Useful things to know:
  • How to introduce yourself and start a conversation
  • How to order food and drink
  • How to buy bus/train tickets
  • Numbers from 1-10
  • Directions (left, right, straight ahead) and how to ask for them
  • How to ask if someone speaks English
Unexpected situations

Despite careful preparation, you’ll never be able to control every single aspect of your trip. Although this can be hard to come to terms with, it’s healthier to accept it before you set and put yourself in the best possible position for dealing with any inconveniences.

Be ready to adapt if things don’t go the way you think they will — you’d be surprised by how well you’re able to get around any obstacles that arise.

Running out of money

As soon as you know where you’ll be travelling, work out how much money you’ll need for your trip, and then save more. If you have unexpected costs, or end up doing an activity you hadn’t accounted for, your budget will cover them.

Not sure how to calculate a travel budget? Travel Made Simple have a step-by-step guide that you can adapt to suit your plans.

Missing flights

Getting to the airport on time is a major source of stress for many travellers and can be especially panic-inducing if you have mental health issues. You can combat this by giving yourself extra time to get to the airport, drop off your luggage, and make your way through security. Check in online beforehand, if possible, and download your boarding pass to your phone if you don’t have access to a printer.

If you miss your flight due to circumstances beyond your control, your travel insurance should cover the cost of your onward journey. Just make sure you have evidence of what caused your delay. If you do need to pay for further travel, the extra money you saved as part of your budget will come in handy.

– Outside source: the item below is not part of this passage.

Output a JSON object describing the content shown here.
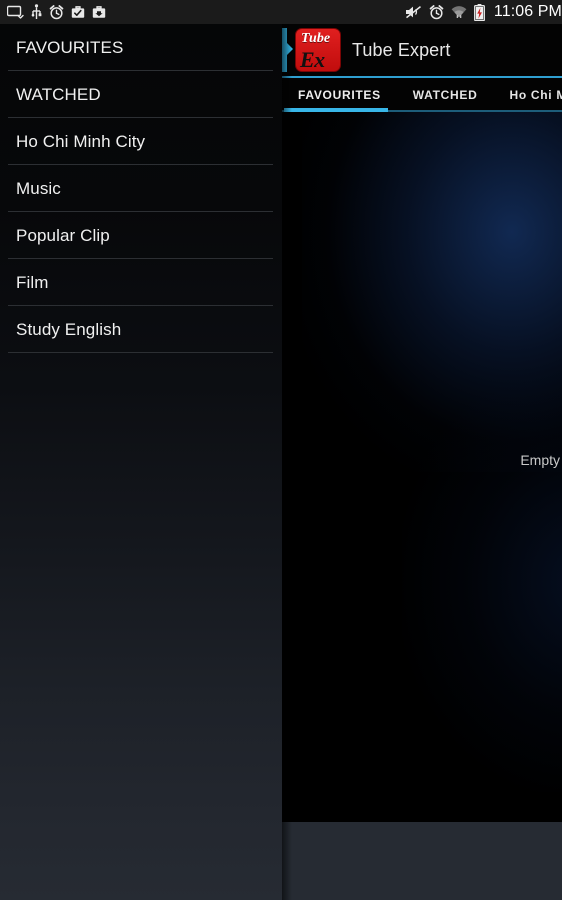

The importance of scheduling

Many people find having a routine helpful when it comes to looking after their mental health. If the prospect of putting together your own schedule for travel is too daunting, why not sign up for a guided tour? With an itinerary already in place, all you need to think about is what to pack and your flights there and back.

Others might appreciate a bit more flexibility and freedom — everyone is different.

Whether you’re a keen planner or prefer to go with the flow, it’s important to take into account what works for you — are there any habits you have to manage your mental health that you can continue while you’re travelling? Do you keep a journal, for example, or are there breathing exercises you like to do?

While you don’t have to do everything at the same time every day, scheduling in exercise and regular mealtimes will go a long way to making you feel healthy and happy.

The benefits of exercise for mental health:

It relieves tension and stress, helping you to relax

It boosts concentration and energy

It releases endorphins, known as the body’s feel-good chemicals

It helps you get better-quality sleep

If you take medication, stick to your normal routine. Bring more medication than you think you’ll need — it’s better to have extra than to run out and struggle with your symptoms.

Advice for solo travellers

Travelling solo gives you the kind of freedom you simply don’t get when you’re with a group or even with one other person. However, you are also relying solely on yourself, which can be daunting to say the least, so it’s not an experience for everyone.

Not sure whether to travel solo? Ask yourself these questions:
  • Are you happy in your own company?
  • Can you budget for extra costs like single supplements?
  • Are you aware of common tourist scams and how to avoid them?
  • Are you happy to approach or socialise with fellow travellers?
  • Are you prepared to listen to your instincts?

If your answer to all these questions was yes, congratulations — you’re ready to take the plunge and book your trip.

Top trips for solo travel
  • Look up the phone numbers for the local police and hospital and put them into your phone, in case of emergency.
  • Learn how to say ‘no, thank you’ in the local language, both verbally and non-verbally.
  • Be kind to yourself and take a break when you need to. Travelling alone can be challenging, but you’ll be proud you made the trip and learned to deal withhiccups along the way.
  • Remember there’ll be plenty of people to make friends with on your travels.